Note: All demographic surveys, including the Survey of Income and Program Participation (SIPP), are affected by undercoverage of the population. This undercoverage results from missed housing units and missed persons within sample households. Compared to the level of the 1980 decennial census, overall undercoverage in SIPP is about 7 percent. Undercoverage varies with age, sex, and race. For some groups, such as 20 to 24 year old Black males, the undercoverage is as high as 27 percent compared to the census. It is important to note that the survey undercoverage is an addition to the decennial census undercoverage, which in 1980 was estimated to be about 1 percent overall and about 8.5 percent for Black males. The weighting procedures used by the Census Bureau partially correct for the bias due to undercoverage. However, its final impact on estimates is unknown.
This report uses data from the SIPP to examine the participation in government assistance programs at a point in time and over a 32-month period. It presents data from the complete panel file of the 1991 SIPP which covers the time period from October 1990 through August 1993.
SIPP enables comparisons of rates of program participation and the amounts of benefits received among persons of different demographic and socioeconomic characteristics. It also can be used to study the distribution of spell durations. The panel file contains monthly information on the program participation status of individuals as well as on many other characteristics which can vary over the panel, such as family and labor force status. Efforts were made during the life of the panel to follow persons who moved to ensure that the sample remained representative of the noninstitutional population of the United States.
It should be noted that some longitudinal estimates presented here are based on persons who either were interviewed in all waves of the reference period or for whom imputed wave information exists.1 Insofar as persons with missing actual or imputed wave information differed in their experience of program participation from those who did not, these longitudinal estimates may be biased.

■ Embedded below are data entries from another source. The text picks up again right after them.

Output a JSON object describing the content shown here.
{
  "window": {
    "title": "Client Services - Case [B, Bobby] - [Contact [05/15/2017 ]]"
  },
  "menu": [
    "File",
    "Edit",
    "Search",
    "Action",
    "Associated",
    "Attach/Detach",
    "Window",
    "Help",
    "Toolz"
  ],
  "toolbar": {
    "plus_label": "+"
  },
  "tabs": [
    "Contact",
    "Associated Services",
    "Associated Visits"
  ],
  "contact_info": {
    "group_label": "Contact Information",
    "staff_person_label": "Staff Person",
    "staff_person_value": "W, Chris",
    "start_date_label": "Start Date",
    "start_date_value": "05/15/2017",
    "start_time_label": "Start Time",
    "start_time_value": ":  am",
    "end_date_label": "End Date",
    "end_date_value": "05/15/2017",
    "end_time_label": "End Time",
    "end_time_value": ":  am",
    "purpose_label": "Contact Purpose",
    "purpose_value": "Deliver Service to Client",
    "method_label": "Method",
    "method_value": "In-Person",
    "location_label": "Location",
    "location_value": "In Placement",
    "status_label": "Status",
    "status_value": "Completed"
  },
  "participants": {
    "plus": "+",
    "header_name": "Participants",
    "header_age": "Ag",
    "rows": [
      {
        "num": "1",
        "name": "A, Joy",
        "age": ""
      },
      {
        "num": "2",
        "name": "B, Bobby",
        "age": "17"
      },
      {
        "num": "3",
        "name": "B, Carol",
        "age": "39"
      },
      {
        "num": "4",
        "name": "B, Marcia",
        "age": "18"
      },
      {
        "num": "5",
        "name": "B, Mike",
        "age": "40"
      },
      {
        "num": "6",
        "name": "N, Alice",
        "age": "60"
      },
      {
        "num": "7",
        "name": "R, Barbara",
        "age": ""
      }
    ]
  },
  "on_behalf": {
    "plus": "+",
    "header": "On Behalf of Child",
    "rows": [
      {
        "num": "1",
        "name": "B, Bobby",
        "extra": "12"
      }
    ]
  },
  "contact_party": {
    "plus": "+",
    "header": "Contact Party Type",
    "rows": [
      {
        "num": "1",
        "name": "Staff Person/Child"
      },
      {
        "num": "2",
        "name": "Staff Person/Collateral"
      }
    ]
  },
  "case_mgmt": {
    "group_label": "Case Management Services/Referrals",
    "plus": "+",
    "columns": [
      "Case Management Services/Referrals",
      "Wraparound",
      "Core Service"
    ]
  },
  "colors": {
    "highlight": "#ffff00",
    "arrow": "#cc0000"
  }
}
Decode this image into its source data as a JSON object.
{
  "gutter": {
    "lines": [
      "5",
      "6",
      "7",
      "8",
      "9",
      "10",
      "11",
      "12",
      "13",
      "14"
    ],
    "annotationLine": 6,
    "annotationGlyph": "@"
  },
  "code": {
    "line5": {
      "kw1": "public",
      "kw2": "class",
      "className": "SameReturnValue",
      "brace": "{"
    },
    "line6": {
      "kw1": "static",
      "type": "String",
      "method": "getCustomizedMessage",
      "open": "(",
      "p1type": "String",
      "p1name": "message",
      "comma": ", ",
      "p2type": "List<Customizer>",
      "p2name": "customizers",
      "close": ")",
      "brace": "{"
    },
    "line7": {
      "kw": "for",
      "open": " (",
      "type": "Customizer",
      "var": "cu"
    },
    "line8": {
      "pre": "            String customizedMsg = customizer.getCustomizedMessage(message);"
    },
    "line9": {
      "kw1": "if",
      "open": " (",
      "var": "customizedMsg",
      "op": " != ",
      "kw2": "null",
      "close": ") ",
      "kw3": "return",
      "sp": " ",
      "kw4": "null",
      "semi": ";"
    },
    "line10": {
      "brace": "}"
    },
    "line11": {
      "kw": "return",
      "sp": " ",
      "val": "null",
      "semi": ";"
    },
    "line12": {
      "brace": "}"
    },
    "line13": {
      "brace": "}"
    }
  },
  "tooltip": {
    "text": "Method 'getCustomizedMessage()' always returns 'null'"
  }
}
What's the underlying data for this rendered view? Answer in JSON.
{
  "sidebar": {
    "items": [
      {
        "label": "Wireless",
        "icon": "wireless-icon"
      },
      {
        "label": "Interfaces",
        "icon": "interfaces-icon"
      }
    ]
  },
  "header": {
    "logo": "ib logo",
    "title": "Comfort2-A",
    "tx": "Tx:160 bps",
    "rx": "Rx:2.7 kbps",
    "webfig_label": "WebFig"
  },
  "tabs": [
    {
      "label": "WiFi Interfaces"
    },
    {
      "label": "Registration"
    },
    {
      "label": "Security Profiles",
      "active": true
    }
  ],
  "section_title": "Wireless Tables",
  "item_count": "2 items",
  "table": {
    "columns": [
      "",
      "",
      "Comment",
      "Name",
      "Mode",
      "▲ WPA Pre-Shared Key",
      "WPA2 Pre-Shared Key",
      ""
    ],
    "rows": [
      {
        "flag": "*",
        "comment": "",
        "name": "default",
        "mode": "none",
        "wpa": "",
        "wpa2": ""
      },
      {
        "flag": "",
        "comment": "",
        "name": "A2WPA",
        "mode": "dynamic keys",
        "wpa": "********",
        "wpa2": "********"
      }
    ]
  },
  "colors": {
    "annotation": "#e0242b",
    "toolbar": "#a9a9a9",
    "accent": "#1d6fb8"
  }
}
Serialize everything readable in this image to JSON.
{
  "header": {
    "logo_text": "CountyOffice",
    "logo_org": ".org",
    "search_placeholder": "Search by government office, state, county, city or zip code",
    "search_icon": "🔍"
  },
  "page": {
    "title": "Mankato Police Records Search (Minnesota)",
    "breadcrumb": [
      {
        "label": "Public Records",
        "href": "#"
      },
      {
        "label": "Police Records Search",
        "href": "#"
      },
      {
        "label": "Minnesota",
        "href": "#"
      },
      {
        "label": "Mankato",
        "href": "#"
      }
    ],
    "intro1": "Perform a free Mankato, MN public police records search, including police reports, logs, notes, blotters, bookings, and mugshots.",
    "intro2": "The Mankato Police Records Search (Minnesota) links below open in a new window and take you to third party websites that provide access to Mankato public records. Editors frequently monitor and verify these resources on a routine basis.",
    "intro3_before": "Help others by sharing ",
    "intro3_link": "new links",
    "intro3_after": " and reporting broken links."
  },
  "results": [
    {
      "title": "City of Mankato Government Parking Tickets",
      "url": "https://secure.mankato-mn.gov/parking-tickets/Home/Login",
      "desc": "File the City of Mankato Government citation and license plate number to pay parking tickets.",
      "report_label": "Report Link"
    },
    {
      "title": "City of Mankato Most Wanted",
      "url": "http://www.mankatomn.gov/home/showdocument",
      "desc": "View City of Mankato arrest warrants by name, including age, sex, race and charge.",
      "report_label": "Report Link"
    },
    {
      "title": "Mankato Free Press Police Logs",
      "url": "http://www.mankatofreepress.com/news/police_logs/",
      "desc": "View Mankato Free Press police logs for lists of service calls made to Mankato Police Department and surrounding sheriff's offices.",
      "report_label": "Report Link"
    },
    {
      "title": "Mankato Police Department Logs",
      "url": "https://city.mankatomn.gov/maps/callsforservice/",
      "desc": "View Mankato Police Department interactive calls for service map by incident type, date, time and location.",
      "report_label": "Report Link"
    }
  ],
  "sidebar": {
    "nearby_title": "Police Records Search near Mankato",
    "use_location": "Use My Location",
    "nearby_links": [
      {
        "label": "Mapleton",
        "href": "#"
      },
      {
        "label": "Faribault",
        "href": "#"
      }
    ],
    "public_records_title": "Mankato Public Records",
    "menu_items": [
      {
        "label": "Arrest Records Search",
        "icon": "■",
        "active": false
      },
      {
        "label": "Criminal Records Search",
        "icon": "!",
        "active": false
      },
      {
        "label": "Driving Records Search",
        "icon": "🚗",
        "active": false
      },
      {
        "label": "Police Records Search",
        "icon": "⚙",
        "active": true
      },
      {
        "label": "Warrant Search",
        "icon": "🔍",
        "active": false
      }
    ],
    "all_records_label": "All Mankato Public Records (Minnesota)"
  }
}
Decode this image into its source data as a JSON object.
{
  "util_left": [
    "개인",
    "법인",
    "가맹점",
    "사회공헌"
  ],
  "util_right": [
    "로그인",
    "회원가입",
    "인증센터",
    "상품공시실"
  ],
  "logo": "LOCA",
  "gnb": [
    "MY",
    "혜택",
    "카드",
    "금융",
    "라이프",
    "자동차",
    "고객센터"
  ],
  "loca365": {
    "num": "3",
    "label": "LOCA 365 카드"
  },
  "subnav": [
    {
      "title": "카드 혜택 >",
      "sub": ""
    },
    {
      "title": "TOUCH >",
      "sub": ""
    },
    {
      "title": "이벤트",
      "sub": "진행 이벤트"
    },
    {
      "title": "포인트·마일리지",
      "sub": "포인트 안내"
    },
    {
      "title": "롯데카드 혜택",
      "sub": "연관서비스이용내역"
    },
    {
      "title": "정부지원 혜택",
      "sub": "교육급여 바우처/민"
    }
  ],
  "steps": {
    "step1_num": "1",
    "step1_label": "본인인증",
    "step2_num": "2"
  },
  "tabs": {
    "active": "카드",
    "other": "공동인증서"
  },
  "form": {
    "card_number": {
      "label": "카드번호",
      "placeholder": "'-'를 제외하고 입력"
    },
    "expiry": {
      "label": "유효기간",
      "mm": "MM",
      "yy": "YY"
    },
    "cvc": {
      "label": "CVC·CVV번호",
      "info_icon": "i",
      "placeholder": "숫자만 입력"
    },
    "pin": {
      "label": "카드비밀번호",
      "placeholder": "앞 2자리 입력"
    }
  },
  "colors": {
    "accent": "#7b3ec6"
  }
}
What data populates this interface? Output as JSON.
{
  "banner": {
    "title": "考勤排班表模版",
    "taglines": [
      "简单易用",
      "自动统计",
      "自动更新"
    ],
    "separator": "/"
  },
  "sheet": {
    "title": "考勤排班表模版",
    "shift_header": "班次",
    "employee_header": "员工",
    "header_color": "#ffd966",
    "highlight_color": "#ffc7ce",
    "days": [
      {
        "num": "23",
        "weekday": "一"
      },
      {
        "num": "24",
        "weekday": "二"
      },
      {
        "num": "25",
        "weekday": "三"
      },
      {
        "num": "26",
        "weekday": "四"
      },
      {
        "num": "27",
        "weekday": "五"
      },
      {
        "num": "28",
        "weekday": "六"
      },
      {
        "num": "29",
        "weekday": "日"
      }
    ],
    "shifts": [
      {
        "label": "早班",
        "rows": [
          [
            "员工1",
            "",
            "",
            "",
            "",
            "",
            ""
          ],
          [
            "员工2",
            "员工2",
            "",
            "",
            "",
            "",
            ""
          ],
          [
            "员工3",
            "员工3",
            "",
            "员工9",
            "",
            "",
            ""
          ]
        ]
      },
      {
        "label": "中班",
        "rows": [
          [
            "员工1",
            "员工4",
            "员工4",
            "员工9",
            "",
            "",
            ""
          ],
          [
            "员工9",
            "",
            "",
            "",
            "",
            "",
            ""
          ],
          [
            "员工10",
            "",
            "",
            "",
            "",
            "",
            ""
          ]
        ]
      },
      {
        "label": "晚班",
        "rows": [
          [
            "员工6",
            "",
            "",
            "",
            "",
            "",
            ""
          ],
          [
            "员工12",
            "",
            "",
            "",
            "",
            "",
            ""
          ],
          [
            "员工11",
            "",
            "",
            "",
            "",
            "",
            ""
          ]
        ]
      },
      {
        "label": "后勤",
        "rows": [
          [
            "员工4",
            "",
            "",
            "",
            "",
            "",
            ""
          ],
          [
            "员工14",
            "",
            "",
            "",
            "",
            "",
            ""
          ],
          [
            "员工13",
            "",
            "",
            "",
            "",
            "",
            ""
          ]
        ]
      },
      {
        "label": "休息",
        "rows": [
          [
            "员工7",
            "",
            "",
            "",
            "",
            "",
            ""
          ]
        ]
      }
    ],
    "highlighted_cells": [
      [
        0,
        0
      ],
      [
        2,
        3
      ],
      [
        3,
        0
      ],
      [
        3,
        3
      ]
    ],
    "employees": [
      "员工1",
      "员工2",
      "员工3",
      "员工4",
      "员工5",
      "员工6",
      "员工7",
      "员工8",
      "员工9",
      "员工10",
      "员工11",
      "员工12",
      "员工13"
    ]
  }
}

1 A ‘‘missing wave imputation’’ procedure was used for persons who missed an interview but had completed interviews before and after the missing wave.
(The numbers in parentheses denote the 90-percent confidence intervals.)